Or consider orange juice. I paid $2.35 for a quart the other day, but it was worth $4.00 to me. So in a sense I made a “profit” of $1.65. Thus, if the price were to increase to $3, I would still buy that orange juice, and I would still make $1 “profit.” See what I mean?

Any first semester Econ 101 student could point out why this is incorrect reasoning for his case of increasing minimum wage.  The reason is economics focuses on what occurs at the margin and that the goal of economic actors is to maximize their economic profit, not just to make profit.

Let’s examine Mr Komlos’ statement quoted above:

Mr Komlos writes that he values a quart of orange juice at $4, but only had to pay $2.35 for it, thus giving him an economic profit of $1.65.  However, if the cost were to rise to $3, he still gets an economic profit of $1.00, but he is made worse off because of the price rise.  His economic profit fell from $1.65 to $1.00.  That $0.65 is now gone.  Lost forever.  It is the unseen cost of the price rise.

Additionally, he fails to recognize that the marginal analysis has changed.  In economics, we demonstrate that benefit-maximization occurs when your marginal benefit (MB, or what you gain from the consumption of one extra item) is equal to the marginal cost (MC, or what you have to give up to consume one extra item).  In the example above, the MC rises but the MB doesn’t.  Therefore, the same amount of orange juice no longer maximizes benefits.  In order to have his net benefits maximized, he’d have to adjust his consumption.  And this is true whether it is with orange juice or labor.

Do people always act in a net benefit-maximizing fashion?  Of course not, but to imply, as Mr Komlos does, that people behavior do not change because their profit (that is, benefit) changes is categorically incorrect.

And Now Pitching for the Boston Red Sox…

Below is a slightly – edited comment I posted on this post at Cafe Hayek:

Another way to think about it:

Why are the Boston Red Sox paying David Price $20 million a year when they could have me do the same job for 1/1000 the price?

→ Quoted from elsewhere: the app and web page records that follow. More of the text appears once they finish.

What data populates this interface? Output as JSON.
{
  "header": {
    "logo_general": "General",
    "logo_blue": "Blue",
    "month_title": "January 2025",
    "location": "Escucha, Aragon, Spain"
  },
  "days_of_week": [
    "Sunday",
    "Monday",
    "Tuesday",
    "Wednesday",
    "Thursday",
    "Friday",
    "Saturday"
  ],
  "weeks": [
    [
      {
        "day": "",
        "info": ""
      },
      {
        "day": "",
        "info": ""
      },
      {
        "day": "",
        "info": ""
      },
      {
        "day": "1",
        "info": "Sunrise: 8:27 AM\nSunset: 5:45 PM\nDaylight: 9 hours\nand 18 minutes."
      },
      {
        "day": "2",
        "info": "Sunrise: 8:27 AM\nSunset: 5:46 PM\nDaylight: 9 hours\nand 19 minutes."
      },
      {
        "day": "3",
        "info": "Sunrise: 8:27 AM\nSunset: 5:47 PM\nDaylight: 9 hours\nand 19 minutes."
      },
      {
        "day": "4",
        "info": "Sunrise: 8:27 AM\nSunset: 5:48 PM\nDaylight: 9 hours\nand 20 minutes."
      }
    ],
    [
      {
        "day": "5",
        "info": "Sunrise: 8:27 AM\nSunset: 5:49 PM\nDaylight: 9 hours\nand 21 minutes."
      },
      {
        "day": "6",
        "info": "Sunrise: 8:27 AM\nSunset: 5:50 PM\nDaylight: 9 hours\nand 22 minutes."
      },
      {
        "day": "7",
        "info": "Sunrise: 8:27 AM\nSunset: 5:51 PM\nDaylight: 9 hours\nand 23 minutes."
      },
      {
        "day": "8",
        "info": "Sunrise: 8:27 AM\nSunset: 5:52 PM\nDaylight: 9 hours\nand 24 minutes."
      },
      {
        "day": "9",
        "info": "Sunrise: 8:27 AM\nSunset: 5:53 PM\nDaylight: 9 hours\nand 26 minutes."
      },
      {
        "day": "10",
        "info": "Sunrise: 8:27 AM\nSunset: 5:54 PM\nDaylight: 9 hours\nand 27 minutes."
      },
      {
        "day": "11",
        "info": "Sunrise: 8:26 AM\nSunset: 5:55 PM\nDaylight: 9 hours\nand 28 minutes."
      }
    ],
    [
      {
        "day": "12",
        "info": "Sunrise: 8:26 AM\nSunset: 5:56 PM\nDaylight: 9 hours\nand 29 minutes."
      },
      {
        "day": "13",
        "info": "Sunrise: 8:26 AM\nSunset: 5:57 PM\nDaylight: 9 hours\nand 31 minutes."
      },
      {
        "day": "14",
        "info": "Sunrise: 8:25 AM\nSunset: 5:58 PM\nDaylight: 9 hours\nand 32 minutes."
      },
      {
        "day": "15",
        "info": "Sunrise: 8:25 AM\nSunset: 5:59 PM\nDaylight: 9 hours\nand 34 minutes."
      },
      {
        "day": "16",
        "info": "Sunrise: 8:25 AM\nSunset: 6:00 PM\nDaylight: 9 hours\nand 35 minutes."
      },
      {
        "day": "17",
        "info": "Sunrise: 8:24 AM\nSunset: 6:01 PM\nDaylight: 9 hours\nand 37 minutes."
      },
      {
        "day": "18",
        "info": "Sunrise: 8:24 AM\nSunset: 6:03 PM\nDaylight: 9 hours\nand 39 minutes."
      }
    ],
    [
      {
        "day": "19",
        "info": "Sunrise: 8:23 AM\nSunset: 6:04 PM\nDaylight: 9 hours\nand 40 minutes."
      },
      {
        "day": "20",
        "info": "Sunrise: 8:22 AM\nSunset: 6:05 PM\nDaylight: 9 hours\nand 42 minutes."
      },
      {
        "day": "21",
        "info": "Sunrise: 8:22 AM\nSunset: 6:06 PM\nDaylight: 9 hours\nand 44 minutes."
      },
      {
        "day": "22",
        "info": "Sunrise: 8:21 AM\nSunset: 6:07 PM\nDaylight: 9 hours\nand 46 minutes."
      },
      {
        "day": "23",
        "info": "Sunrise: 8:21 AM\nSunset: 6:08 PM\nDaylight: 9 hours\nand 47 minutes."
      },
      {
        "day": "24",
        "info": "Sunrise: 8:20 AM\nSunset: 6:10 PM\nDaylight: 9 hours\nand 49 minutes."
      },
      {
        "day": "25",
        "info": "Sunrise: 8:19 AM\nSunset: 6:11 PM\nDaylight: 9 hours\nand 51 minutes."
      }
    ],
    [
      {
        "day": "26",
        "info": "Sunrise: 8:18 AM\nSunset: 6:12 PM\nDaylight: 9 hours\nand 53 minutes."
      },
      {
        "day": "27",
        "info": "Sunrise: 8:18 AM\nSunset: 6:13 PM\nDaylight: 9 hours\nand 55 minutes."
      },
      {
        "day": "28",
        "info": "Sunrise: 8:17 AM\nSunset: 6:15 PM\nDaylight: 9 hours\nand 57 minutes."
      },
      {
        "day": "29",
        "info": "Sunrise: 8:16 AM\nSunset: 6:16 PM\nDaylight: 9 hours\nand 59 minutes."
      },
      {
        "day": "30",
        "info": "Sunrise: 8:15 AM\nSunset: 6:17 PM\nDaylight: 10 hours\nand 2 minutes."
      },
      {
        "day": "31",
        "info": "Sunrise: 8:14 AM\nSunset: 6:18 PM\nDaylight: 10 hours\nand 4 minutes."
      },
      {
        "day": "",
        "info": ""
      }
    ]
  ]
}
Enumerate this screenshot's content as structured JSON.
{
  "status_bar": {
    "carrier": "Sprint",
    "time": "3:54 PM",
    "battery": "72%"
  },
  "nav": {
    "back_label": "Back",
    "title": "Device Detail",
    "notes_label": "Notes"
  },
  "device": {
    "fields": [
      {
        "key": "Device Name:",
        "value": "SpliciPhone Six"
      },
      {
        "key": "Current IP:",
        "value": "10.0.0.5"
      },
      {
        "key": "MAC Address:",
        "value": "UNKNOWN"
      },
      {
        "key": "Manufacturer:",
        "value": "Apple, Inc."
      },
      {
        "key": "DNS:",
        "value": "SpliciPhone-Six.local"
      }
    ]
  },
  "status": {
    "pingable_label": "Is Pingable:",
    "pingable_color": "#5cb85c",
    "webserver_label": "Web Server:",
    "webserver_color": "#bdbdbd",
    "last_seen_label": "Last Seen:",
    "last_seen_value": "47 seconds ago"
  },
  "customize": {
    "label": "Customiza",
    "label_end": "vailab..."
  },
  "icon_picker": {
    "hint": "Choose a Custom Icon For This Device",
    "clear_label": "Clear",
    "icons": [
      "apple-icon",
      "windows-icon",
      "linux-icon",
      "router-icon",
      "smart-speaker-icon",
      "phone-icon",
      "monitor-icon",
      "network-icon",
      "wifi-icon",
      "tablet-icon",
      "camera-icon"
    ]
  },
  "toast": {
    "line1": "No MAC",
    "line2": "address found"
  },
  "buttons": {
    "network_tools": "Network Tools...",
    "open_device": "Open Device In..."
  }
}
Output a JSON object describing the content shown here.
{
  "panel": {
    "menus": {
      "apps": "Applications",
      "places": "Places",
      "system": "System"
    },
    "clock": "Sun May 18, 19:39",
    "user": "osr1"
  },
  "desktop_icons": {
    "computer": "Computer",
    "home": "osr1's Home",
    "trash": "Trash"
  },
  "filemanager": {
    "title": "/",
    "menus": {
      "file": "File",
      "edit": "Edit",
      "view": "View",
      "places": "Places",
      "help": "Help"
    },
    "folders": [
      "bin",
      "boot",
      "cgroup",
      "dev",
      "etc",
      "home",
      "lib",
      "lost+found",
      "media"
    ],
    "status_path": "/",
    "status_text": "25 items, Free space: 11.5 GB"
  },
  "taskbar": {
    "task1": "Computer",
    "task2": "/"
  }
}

The Red Sox would be crazy to hire me to be their ace starting pitcher, even given they could pay me so much less than what Price makes because I simply don’t have the productive value he does.  My fastball tops out at 65 MPH; his is regularly in the mid-90’s.  My walk-to-strike ratio and WHIP (walks/hits per Innings Pitched) would be through the roof.  His are closer/below league average.  In short, the Sox would be getting a poor deal if they signed me.

This is a key matter to keep in mind when discussing trade and low-wage workers competition in competition with high-wage workers. The argument that economic individuals will substitute lower-cost inputs for higher-cost inputs holds only if the two are comparable.  The price of an input (in this particular case, labor) reflects the marginal value added and thus a lower-cost option (such as myself) is not necessarily a good, or even preferable, substitute to higher cost options (such as David Price).

It is for this reason that we’ve seen some manufacturing jobs go to China or Mexico over the years, but not many others.  The jobs that have gone are mostly labor-intensive assembly-line work.  In other words, something the foreign worker could do a comparable job for less cost.  Conversely, the manufacturing jobs that have stayed are more capital-intensive precision work.  In other words, something that the foreign workers could not do a comparable job for less cost. In fact, this is why (despite the ruinous predictions by anti-progress politicians like Sanders or Trump) globalization has made the world (including the developed world) far wealthier.